provide

[pruh-vahyd]

verb (used with object), pro·vid·ed, pro·vid·ing.

verb (used without object), pro·vid·ed, pro·vid·ing.


Origin of provide

1375–1425; late Middle English providen < Latin prōvidēre to foresee, look after, provide for, equivalent to prō- pro-1 + vidēre to see
Related formspro·vid·a·ble, adjectiveo·ver·pro·vide, verb (used with object), o·ver·pro·vid·ed, o·ver·pro·vid·ing.pre·pro·vide, verb (used with object), pre·pro·vid·ed, pre·pro·vid·ing.un·pro·vid·a·ble, adjective

Synonyms for provide

Dictionary.com Unabridged Based on the Random House Unabridged Dictionary, © Random House, Inc. 2019


Examples from the Web for provide

Contemporary Examples of provide

Historical Examples of provide


British Dictionary definitions for provide

provide

verb (mainly tr)

to put at the disposal of; furnish or supply
to afford; yieldthis meeting provides an opportunity to talk
(intr; often foll by for or against) to take careful precautions (over)he provided against financial ruin by wise investment
(intr foll by for) to supply means of support (to), esp financiallyhe provides for his family
(in statutes, documents, etc) to determine (what is to happen in certain contingencies), esp by including a proviso condition
to confer and induct into ecclesiastical offices
rare to have or get in storein summer many animals provide their winter food
Derived Formsprovider, noun

Word Origin for provide

C15: from Latin prōvidēre to provide for, from prō- beforehand + vidēre to see
Collins English Dictionary - Complete & Unabridged 2012 Digital Edition © William Collins Sons & Co. Ltd. 1979, 1986 © HarperCollins Publishers 1998, 2000, 2003, 2005, 2006, 2007, 2009, 2012

Word Origin and History for provide
v.

early 15c., from Latin providere "look ahead, prepare, supply, act with foresight," from pro- "ahead" (see pro-) + videre "to see" (see vision). Related: Provided; providing. Earlier in same sense was purvey, which is the same word as deformed in Old French.

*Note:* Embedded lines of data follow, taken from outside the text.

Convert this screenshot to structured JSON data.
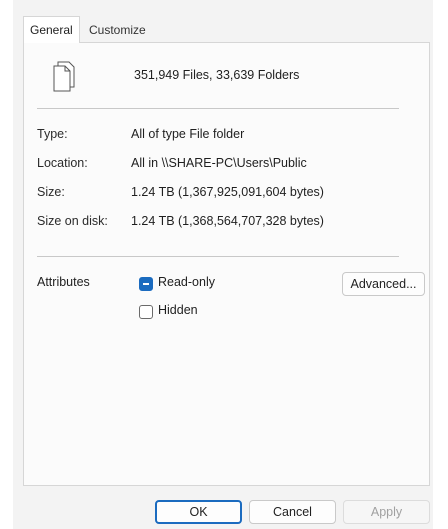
{
  "tabs": [
    {
      "label": "General"
    },
    {
      "label": "Customize"
    }
  ],
  "summary": "351,949 Files, 33,639 Folders",
  "rows": [
    {
      "label": "Type:",
      "value": "All of type File folder"
    },
    {
      "label": "Location:",
      "value": "All in \\\\SHARE-PC\\Users\\Public"
    },
    {
      "label": "Size:",
      "value": "1.24 TB (1,367,925,091,604 bytes)"
    },
    {
      "label": "Size on disk:",
      "value": "1.24 TB (1,368,564,707,328 bytes)"
    }
  ],
  "attributes": {
    "label": "Attributes",
    "read_only": {
      "label": "Read-only",
      "checked": true
    },
    "hidden": {
      "label": "Hidden",
      "checked": false
    },
    "advanced_button": "Advanced..."
  },
  "buttons": {
    "ok": "OK",
    "cancel": "Cancel",
    "apply": "Apply"
  },
  "icons": {
    "folder": "multiple-files-icon"
  },
  "colors": {
    "accent": "#1b6bbf"
  }
}
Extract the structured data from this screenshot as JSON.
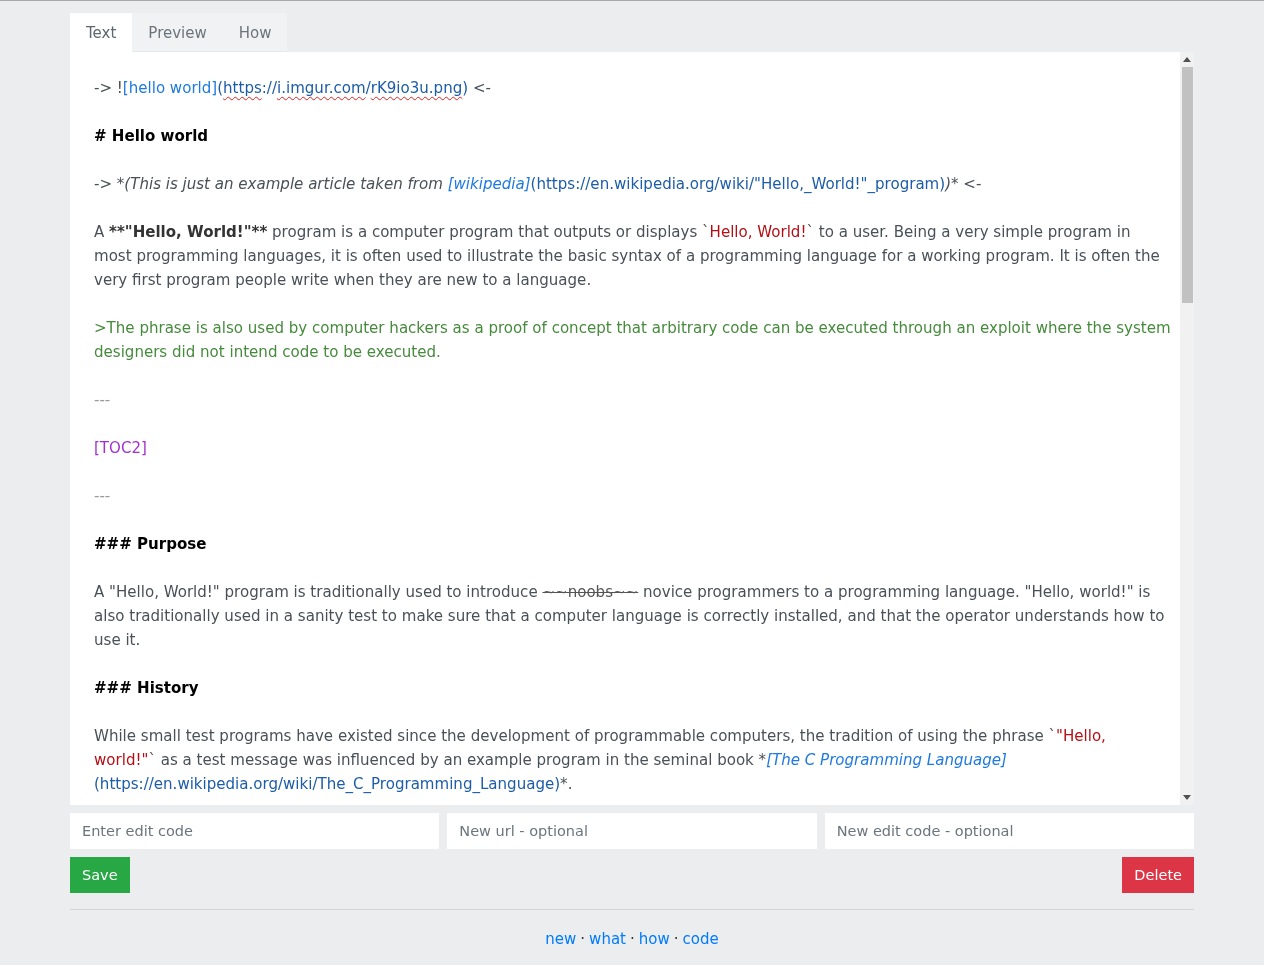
{
  "tabs": [
    {
      "label": "Text",
      "selected": true
    },
    {
      "label": "Preview",
      "selected": false
    },
    {
      "label": "How",
      "selected": false
    }
  ],
  "editor": {
    "blocks": [
      {
        "segments": [
          {
            "kind": "plain",
            "text": "-> !"
          },
          {
            "kind": "link_text",
            "text": "[hello world]"
          },
          {
            "kind": "url",
            "text": "("
          },
          {
            "kind": "url_misspelled",
            "text": "https"
          },
          {
            "kind": "url",
            "text": "://"
          },
          {
            "kind": "url_misspelled",
            "text": "i.imgur.com"
          },
          {
            "kind": "url",
            "text": "/"
          },
          {
            "kind": "url_misspelled",
            "text": "rK9io3u.png"
          },
          {
            "kind": "url",
            "text": ")"
          },
          {
            "kind": "plain",
            "text": " <-"
          }
        ]
      },
      {
        "segments": [
          {
            "kind": "heading",
            "text": "# Hello world"
          }
        ]
      },
      {
        "segments": [
          {
            "kind": "plain",
            "text": "-> "
          },
          {
            "kind": "italic",
            "text": "*(This is just an example article taken from "
          },
          {
            "kind": "italic_link",
            "text": "[wikipedia]"
          },
          {
            "kind": "url",
            "text": "(https://en.wikipedia.org/wiki/\"Hello,_World!\"_program)"
          },
          {
            "kind": "italic",
            "text": ")*"
          },
          {
            "kind": "plain",
            "text": " <-"
          }
        ]
      },
      {
        "segments": [
          {
            "kind": "plain",
            "text": "A "
          },
          {
            "kind": "bold",
            "text": "**"
          },
          {
            "kind": "bold",
            "text": "\"Hello, World!\""
          },
          {
            "kind": "bold",
            "text": "**"
          },
          {
            "kind": "plain",
            "text": " program is a computer program that outputs or displays "
          },
          {
            "kind": "code_mark",
            "text": "`"
          },
          {
            "kind": "code",
            "text": "Hello, World!"
          },
          {
            "kind": "code_mark",
            "text": "`"
          },
          {
            "kind": "plain",
            "text": " to a user. Being a very simple program in most programming languages, it is often used to illustrate the basic syntax of a programming language for a working program. It is often the very first program people write when they are new to a language."
          }
        ]
      },
      {
        "segments": [
          {
            "kind": "quote",
            "text": ">The phrase is also used by computer hackers as a proof of concept that arbitrary code can be executed through an exploit where the system designers did not intend code to be executed."
          }
        ]
      },
      {
        "segments": [
          {
            "kind": "rule",
            "text": "---"
          }
        ]
      },
      {
        "segments": [
          {
            "kind": "toc",
            "text": "[TOC2]"
          }
        ]
      },
      {
        "segments": [
          {
            "kind": "rule",
            "text": "---"
          }
        ]
      },
      {
        "segments": [
          {
            "kind": "heading",
            "text": "### Purpose"
          }
        ]
      },
      {
        "segments": [
          {
            "kind": "plain",
            "text": "A \"Hello, World!\" program is traditionally used to introduce "
          },
          {
            "kind": "strike",
            "text": "~~noobs~~"
          },
          {
            "kind": "plain",
            "text": " novice programmers to a programming language. \"Hello, world!\" is also traditionally used in a sanity test to make sure that a computer language is correctly installed, and that the operator understands how to use it."
          }
        ]
      },
      {
        "segments": [
          {
            "kind": "heading",
            "text": "### History"
          }
        ]
      },
      {
        "segments": [
          {
            "kind": "plain",
            "text": "While small test programs have existed since the development of programmable computers, the tradition of using the phrase "
          },
          {
            "kind": "code_mark",
            "text": "`"
          },
          {
            "kind": "code",
            "text": "\"Hello, world!\""
          },
          {
            "kind": "code_mark",
            "text": "`"
          },
          {
            "kind": "plain",
            "text": " as a test message was influenced by an example program in the seminal book "
          },
          {
            "kind": "italic",
            "text": "*"
          },
          {
            "kind": "italic_link",
            "text": "[The C Programming Language]"
          },
          {
            "kind": "url",
            "text": "(https://en.wikipedia.org/wiki/The_C_Programming_Language)"
          },
          {
            "kind": "plain",
            "text": "*."
          }
        ]
      }
    ]
  },
  "fields": [
    {
      "placeholder": "Enter edit code"
    },
    {
      "placeholder": "New url - optional"
    },
    {
      "placeholder": "New edit code - optional"
    }
  ],
  "buttons": [
    {
      "kind": "save",
      "label": "Save"
    },
    {
      "kind": "delete",
      "label": "Delete"
    }
  ],
  "footer": {
    "items": [
      {
        "kind": "link",
        "text": "new"
      },
      {
        "kind": "separator",
        "text": "·"
      },
      {
        "kind": "link",
        "text": "what"
      },
      {
        "kind": "separator",
        "text": "·"
      },
      {
        "kind": "link",
        "text": "how"
      },
      {
        "kind": "separator",
        "text": "·"
      },
      {
        "kind": "link",
        "text": "code"
      }
    ]
  }
}
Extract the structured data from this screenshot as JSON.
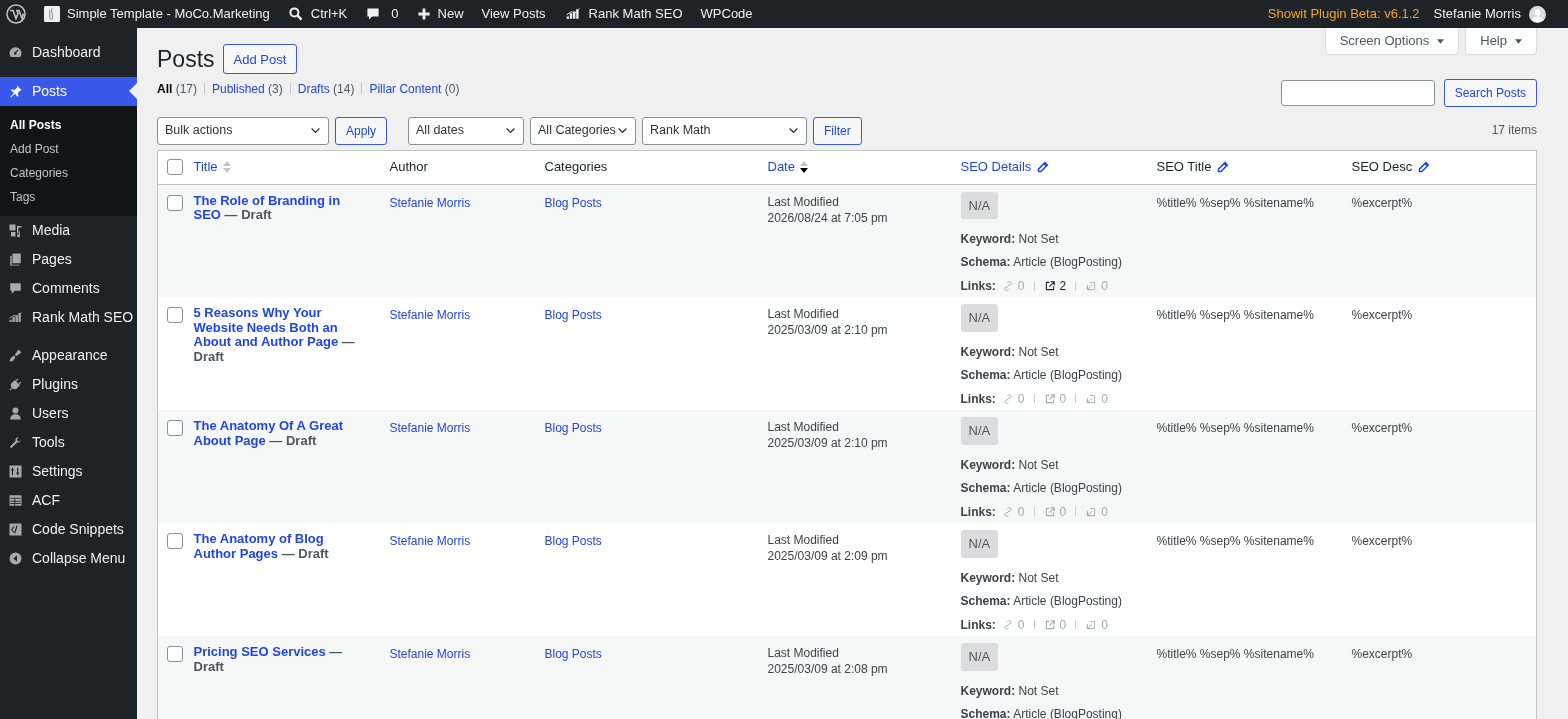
{
  "admin_bar": {
    "items": [
      {
        "kind": "wp-logo"
      },
      {
        "kind": "site",
        "label": "Simple Template - MoCo.Marketing"
      },
      {
        "kind": "search",
        "label": "Ctrl+K"
      },
      {
        "kind": "comments",
        "label": "0"
      },
      {
        "kind": "new",
        "label": "New"
      },
      {
        "kind": "text",
        "label": "View Posts"
      },
      {
        "kind": "rankmath",
        "label": "Rank Math SEO"
      },
      {
        "kind": "text",
        "label": "WPCode"
      }
    ],
    "notice": "Showit Plugin Beta: v6.1.2",
    "user": "Stefanie Morris"
  },
  "sidebar": {
    "groups": [
      {
        "items": [
          {
            "kind": "dashboard",
            "label": "Dashboard",
            "selected": false
          }
        ]
      },
      {
        "items": [
          {
            "kind": "pin",
            "label": "Posts",
            "selected": true,
            "submenu": [
              {
                "label": "All Posts",
                "selected": true
              },
              {
                "label": "Add Post",
                "selected": false
              },
              {
                "label": "Categories",
                "selected": false
              },
              {
                "label": "Tags",
                "selected": false
              }
            ]
          },
          {
            "kind": "media",
            "label": "Media",
            "selected": false
          },
          {
            "kind": "pages",
            "label": "Pages",
            "selected": false
          },
          {
            "kind": "comments",
            "label": "Comments",
            "selected": false
          },
          {
            "kind": "rankmath",
            "label": "Rank Math SEO",
            "selected": false
          }
        ]
      },
      {
        "items": [
          {
            "kind": "appearance",
            "label": "Appearance",
            "selected": false
          },
          {
            "kind": "plugins",
            "label": "Plugins",
            "selected": false
          },
          {
            "kind": "users",
            "label": "Users",
            "selected": false
          },
          {
            "kind": "tools",
            "label": "Tools",
            "selected": false
          },
          {
            "kind": "settings",
            "label": "Settings",
            "selected": false
          },
          {
            "kind": "acf",
            "label": "ACF",
            "selected": false
          },
          {
            "kind": "code",
            "label": "Code Snippets",
            "selected": false
          },
          {
            "kind": "collapse",
            "label": "Collapse Menu",
            "selected": false
          }
        ]
      }
    ]
  },
  "screen_tabs": [
    "Screen Options",
    "Help"
  ],
  "page_title": "Posts",
  "add_button": "Add Post",
  "status_filters": [
    {
      "label": "All",
      "count": "(17)",
      "selected": true
    },
    {
      "label": "Published",
      "count": "(3)",
      "selected": false
    },
    {
      "label": "Drafts",
      "count": "(14)",
      "selected": false
    },
    {
      "label": "Pillar Content",
      "count": "(0)",
      "selected": false
    }
  ],
  "search_button": "Search Posts",
  "toolbar": {
    "bulk": "Bulk actions",
    "apply": "Apply",
    "dates": "All dates",
    "categories": "All Categories",
    "rank_math": "Rank Math",
    "filter": "Filter",
    "count": "17 items"
  },
  "table": {
    "select_all_checked": false,
    "columns": [
      {
        "label": "Title",
        "link": true,
        "sortable": true,
        "sorted": false,
        "edit": false
      },
      {
        "label": "Author",
        "link": false,
        "sortable": false,
        "edit": false
      },
      {
        "label": "Categories",
        "link": false,
        "sortable": false,
        "edit": false
      },
      {
        "label": "Date",
        "link": true,
        "sortable": true,
        "sorted": true,
        "edit": false
      },
      {
        "label": "SEO Details",
        "link": true,
        "sortable": false,
        "edit": true
      },
      {
        "label": "SEO Title",
        "link": false,
        "sortable": false,
        "edit": true
      },
      {
        "label": "SEO Desc",
        "link": false,
        "sortable": false,
        "edit": true
      }
    ],
    "rows": [
      {
        "checked": false,
        "title": "The Role of Branding in SEO",
        "state": "— Draft",
        "author": "Stefanie Morris",
        "category": "Blog Posts",
        "date_label": "Last Modified",
        "date": "2026/08/24 at 7:05 pm",
        "score": "N/A",
        "keyword": "**Keyword:** Not Set",
        "schema": "**Schema:** Article (BlogPosting)",
        "links_label": "Links:",
        "links": [
          {
            "kind": "internal",
            "count": "0",
            "active": false
          },
          {
            "kind": "external",
            "count": "2",
            "active": true
          },
          {
            "kind": "incoming",
            "count": "0",
            "active": false
          }
        ],
        "seo_title": "%title% %sep% %sitename%",
        "seo_desc": "%excerpt%"
      },
      {
        "checked": false,
        "title": "5 Reasons Why Your Website Needs Both an About and Author Page",
        "state": "— Draft",
        "author": "Stefanie Morris",
        "category": "Blog Posts",
        "date_label": "Last Modified",
        "date": "2025/03/09 at 2:10 pm",
        "score": "N/A",
        "keyword": "**Keyword:** Not Set",
        "schema": "**Schema:** Article (BlogPosting)",
        "links_label": "Links:",
        "links": [
          {
            "kind": "internal",
            "count": "0",
            "active": false
          },
          {
            "kind": "external",
            "count": "0",
            "active": false
          },
          {
            "kind": "incoming",
            "count": "0",
            "active": false
          }
        ],
        "seo_title": "%title% %sep% %sitename%",
        "seo_desc": "%excerpt%"
      },
      {
        "checked": false,
        "title": "The Anatomy Of A Great About Page",
        "state": "— Draft",
        "author": "Stefanie Morris",
        "category": "Blog Posts",
        "date_label": "Last Modified",
        "date": "2025/03/09 at 2:10 pm",
        "score": "N/A",
        "keyword": "**Keyword:** Not Set",
        "schema": "**Schema:** Article (BlogPosting)",
        "links_label": "Links:",
        "links": [
          {
            "kind": "internal",
            "count": "0",
            "active": false
          },
          {
            "kind": "external",
            "count": "0",
            "active": false
          },
          {
            "kind": "incoming",
            "count": "0",
            "active": false
          }
        ],
        "seo_title": "%title% %sep% %sitename%",
        "seo_desc": "%excerpt%"
      },
      {
        "checked": false,
        "title": "The Anatomy of Blog Author Pages",
        "state": "— Draft",
        "author": "Stefanie Morris",
        "category": "Blog Posts",
        "date_label": "Last Modified",
        "date": "2025/03/09 at 2:09 pm",
        "score": "N/A",
        "keyword": "**Keyword:** Not Set",
        "schema": "**Schema:** Article (BlogPosting)",
        "links_label": "Links:",
        "links": [
          {
            "kind": "internal",
            "count": "0",
            "active": false
          },
          {
            "kind": "external",
            "count": "0",
            "active": false
          },
          {
            "kind": "incoming",
            "count": "0",
            "active": false
          }
        ],
        "seo_title": "%title% %sep% %sitename%",
        "seo_desc": "%excerpt%"
      },
      {
        "checked": false,
        "title": "Pricing SEO Services",
        "state": "— Draft",
        "author": "Stefanie Morris",
        "category": "Blog Posts",
        "date_label": "Last Modified",
        "date": "2025/03/09 at 2:08 pm",
        "score": "N/A",
        "keyword": "**Keyword:** Not Set",
        "schema": "**Schema:** Article (BlogPosting)",
        "seo_title": "%title% %sep% %sitename%",
        "seo_desc": "%excerpt%"
      }
    ]
  }
}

Online Etymology Dictionary, © 2010 Douglas Harper